▸ **Exercise**
Once the pictures are set aside, reproduce the remaining data exactly.

>>

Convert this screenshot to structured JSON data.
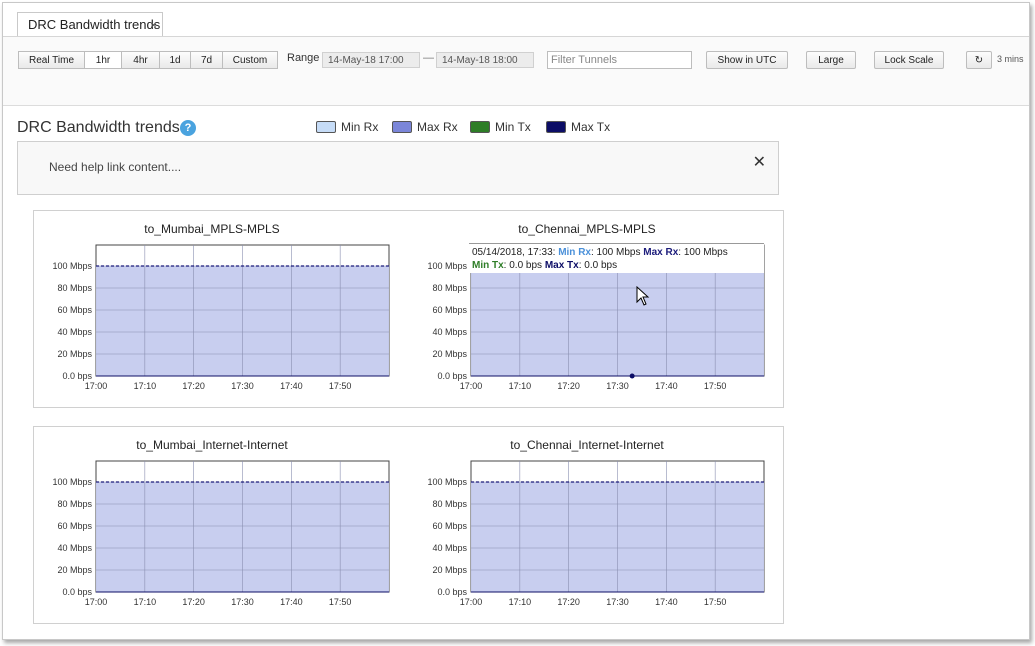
{
  "tab": {
    "label": "DRC Bandwidth trends",
    "close_glyph": "×"
  },
  "toolbar": {
    "time_buttons": [
      "Real Time",
      "1hr",
      "4hr",
      "1d",
      "7d",
      "Custom"
    ],
    "active_time_button": "1hr",
    "range_label": "Range",
    "range_start": "14-May-18 17:00",
    "range_separator": "—",
    "range_end": "14-May-18 18:00",
    "filter_placeholder": "Filter Tunnels",
    "utc_button": "Show in UTC",
    "size_button": "Large",
    "lock_button": "Lock Scale",
    "refresh_icon": "refresh-icon",
    "refresh_glyph": "↻",
    "refresh_interval": "3 mins"
  },
  "page": {
    "title": "DRC Bandwidth trends",
    "help_glyph": "?"
  },
  "legend": [
    {
      "label": "Min Rx",
      "color": "#c6dcf7"
    },
    {
      "label": "Max Rx",
      "color": "#7b86d9"
    },
    {
      "label": "Min Tx",
      "color": "#2e7d27"
    },
    {
      "label": "Max Tx",
      "color": "#0c0d66"
    }
  ],
  "help_box": {
    "text": "Need help link content....",
    "close_glyph": "✕"
  },
  "tooltip": {
    "date": "05/14/2018, 17:33:",
    "min_rx_label": "Min Rx",
    "min_rx_value": ": 100 Mbps",
    "max_rx_label": "Max Rx",
    "max_rx_value": ": 100 Mbps",
    "min_tx_label": "Min Tx",
    "min_tx_value": ": 0.0 bps",
    "max_tx_label": "Max Tx",
    "max_tx_value": ": 0.0 bps"
  },
  "chart_data": [
    {
      "type": "area",
      "title": "to_Mumbai_MPLS-MPLS",
      "x_ticks": [
        "17:00",
        "17:10",
        "17:20",
        "17:30",
        "17:40",
        "17:50"
      ],
      "y_ticks": [
        "0.0 bps",
        "20 Mbps",
        "40 Mbps",
        "60 Mbps",
        "80 Mbps",
        "100 Mbps"
      ],
      "ylim": [
        0,
        100
      ],
      "series": [
        {
          "name": "Min Rx",
          "values": [
            100,
            100
          ]
        },
        {
          "name": "Max Rx",
          "values": [
            100,
            100
          ]
        },
        {
          "name": "Min Tx",
          "values": [
            0,
            0
          ]
        },
        {
          "name": "Max Tx",
          "values": [
            0,
            0
          ]
        }
      ]
    },
    {
      "type": "area",
      "title": "to_Chennai_MPLS-MPLS",
      "x_ticks": [
        "17:00",
        "17:10",
        "17:20",
        "17:30",
        "17:40",
        "17:50"
      ],
      "y_ticks": [
        "0.0 bps",
        "20 Mbps",
        "40 Mbps",
        "60 Mbps",
        "80 Mbps",
        "100 Mbps"
      ],
      "ylim": [
        0,
        100
      ],
      "series": [
        {
          "name": "Min Rx",
          "values": [
            100,
            100
          ]
        },
        {
          "name": "Max Rx",
          "values": [
            100,
            100
          ]
        },
        {
          "name": "Min Tx",
          "values": [
            0,
            0
          ]
        },
        {
          "name": "Max Tx",
          "values": [
            0,
            0
          ]
        }
      ]
    },
    {
      "type": "area",
      "title": "to_Mumbai_Internet-Internet",
      "x_ticks": [
        "17:00",
        "17:10",
        "17:20",
        "17:30",
        "17:40",
        "17:50"
      ],
      "y_ticks": [
        "0.0 bps",
        "20 Mbps",
        "40 Mbps",
        "60 Mbps",
        "80 Mbps",
        "100 Mbps"
      ],
      "ylim": [
        0,
        100
      ],
      "series": [
        {
          "name": "Min Rx",
          "values": [
            100,
            100
          ]
        },
        {
          "name": "Max Rx",
          "values": [
            100,
            100
          ]
        },
        {
          "name": "Min Tx",
          "values": [
            0,
            0
          ]
        },
        {
          "name": "Max Tx",
          "values": [
            0,
            0
          ]
        }
      ]
    },
    {
      "type": "area",
      "title": "to_Chennai_Internet-Internet",
      "x_ticks": [
        "17:00",
        "17:10",
        "17:20",
        "17:30",
        "17:40",
        "17:50"
      ],
      "y_ticks": [
        "0.0 bps",
        "20 Mbps",
        "40 Mbps",
        "60 Mbps",
        "80 Mbps",
        "100 Mbps"
      ],
      "ylim": [
        0,
        100
      ],
      "series": [
        {
          "name": "Min Rx",
          "values": [
            100,
            100
          ]
        },
        {
          "name": "Max Rx",
          "values": [
            100,
            100
          ]
        },
        {
          "name": "Min Tx",
          "values": [
            0,
            0
          ]
        },
        {
          "name": "Max Tx",
          "values": [
            0,
            0
          ]
        }
      ]
    }
  ]
}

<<

▸ **Result for this exercise**
Convert this screenshot to structured JSON data.
{
  "tab": {
    "label": "DRC Bandwidth trends",
    "close_glyph": "×"
  },
  "toolbar": {
    "time_buttons": [
      "Real Time",
      "1hr",
      "4hr",
      "1d",
      "7d",
      "Custom"
    ],
    "active_time_button": "1hr",
    "range_label": "Range",
    "range_start": "14-May-18 17:00",
    "range_separator": "—",
    "range_end": "14-May-18 18:00",
    "filter_placeholder": "Filter Tunnels",
    "utc_button": "Show in UTC",
    "size_button": "Large",
    "lock_button": "Lock Scale",
    "refresh_icon": "refresh-icon",
    "refresh_glyph": "↻",
    "refresh_interval": "3 mins"
  },
  "page": {
    "title": "DRC Bandwidth trends",
    "help_glyph": "?"
  },
  "legend": [
    {
      "label": "Min Rx",
      "color": "#c6dcf7"
    },
    {
      "label": "Max Rx",
      "color": "#7b86d9"
    },
    {
      "label": "Min Tx",
      "color": "#2e7d27"
    },
    {
      "label": "Max Tx",
      "color": "#0c0d66"
    }
  ],
  "help_box": {
    "text": "Need help link content....",
    "close_glyph": "✕"
  },
  "tooltip": {
    "date": "05/14/2018, 17:33:",
    "min_rx_label": "Min Rx",
    "min_rx_value": ": 100 Mbps",
    "max_rx_label": "Max Rx",
    "max_rx_value": ": 100 Mbps",
    "min_tx_label": "Min Tx",
    "min_tx_value": ": 0.0 bps",
    "max_tx_label": "Max Tx",
    "max_tx_value": ": 0.0 bps"
  },
  "chart_data": [
    {
      "type": "area",
      "title": "to_Mumbai_MPLS-MPLS",
      "x_ticks": [
        "17:00",
        "17:10",
        "17:20",
        "17:30",
        "17:40",
        "17:50"
      ],
      "y_ticks": [
        "0.0 bps",
        "20 Mbps",
        "40 Mbps",
        "60 Mbps",
        "80 Mbps",
        "100 Mbps"
      ],
      "ylim": [
        0,
        100
      ],
      "series": [
        {
          "name": "Min Rx",
          "values": [
            100,
            100
          ]
        },
        {
          "name": "Max Rx",
          "values": [
            100,
            100
          ]
        },
        {
          "name": "Min Tx",
          "values": [
            0,
            0
          ]
        },
        {
          "name": "Max Tx",
          "values": [
            0,
            0
          ]
        }
      ]
    },
    {
      "type": "area",
      "title": "to_Chennai_MPLS-MPLS",
      "x_ticks": [
        "17:00",
        "17:10",
        "17:20",
        "17:30",
        "17:40",
        "17:50"
      ],
      "y_ticks": [
        "0.0 bps",
        "20 Mbps",
        "40 Mbps",
        "60 Mbps",
        "80 Mbps",
        "100 Mbps"
      ],
      "ylim": [
        0,
        100
      ],
      "series": [
        {
          "name": "Min Rx",
          "values": [
            100,
            100
          ]
        },
        {
          "name": "Max Rx",
          "values": [
            100,
            100
          ]
        },
        {
          "name": "Min Tx",
          "values": [
            0,
            0
          ]
        },
        {
          "name": "Max Tx",
          "values": [
            0,
            0
          ]
        }
      ]
    },
    {
      "type": "area",
      "title": "to_Mumbai_Internet-Internet",
      "x_ticks": [
        "17:00",
        "17:10",
        "17:20",
        "17:30",
        "17:40",
        "17:50"
      ],
      "y_ticks": [
        "0.0 bps",
        "20 Mbps",
        "40 Mbps",
        "60 Mbps",
        "80 Mbps",
        "100 Mbps"
      ],
      "ylim": [
        0,
        100
      ],
      "series": [
        {
          "name": "Min Rx",
          "values": [
            100,
            100
          ]
        },
        {
          "name": "Max Rx",
          "values": [
            100,
            100
          ]
        },
        {
          "name": "Min Tx",
          "values": [
            0,
            0
          ]
        },
        {
          "name": "Max Tx",
          "values": [
            0,
            0
          ]
        }
      ]
    },
    {
      "type": "area",
      "title": "to_Chennai_Internet-Internet",
      "x_ticks": [
        "17:00",
        "17:10",
        "17:20",
        "17:30",
        "17:40",
        "17:50"
      ],
      "y_ticks": [
        "0.0 bps",
        "20 Mbps",
        "40 Mbps",
        "60 Mbps",
        "80 Mbps",
        "100 Mbps"
      ],
      "ylim": [
        0,
        100
      ],
      "series": [
        {
          "name": "Min Rx",
          "values": [
            100,
            100
          ]
        },
        {
          "name": "Max Rx",
          "values": [
            100,
            100
          ]
        },
        {
          "name": "Min Tx",
          "values": [
            0,
            0
          ]
        },
        {
          "name": "Max Tx",
          "values": [
            0,
            0
          ]
        }
      ]
    }
  ]
}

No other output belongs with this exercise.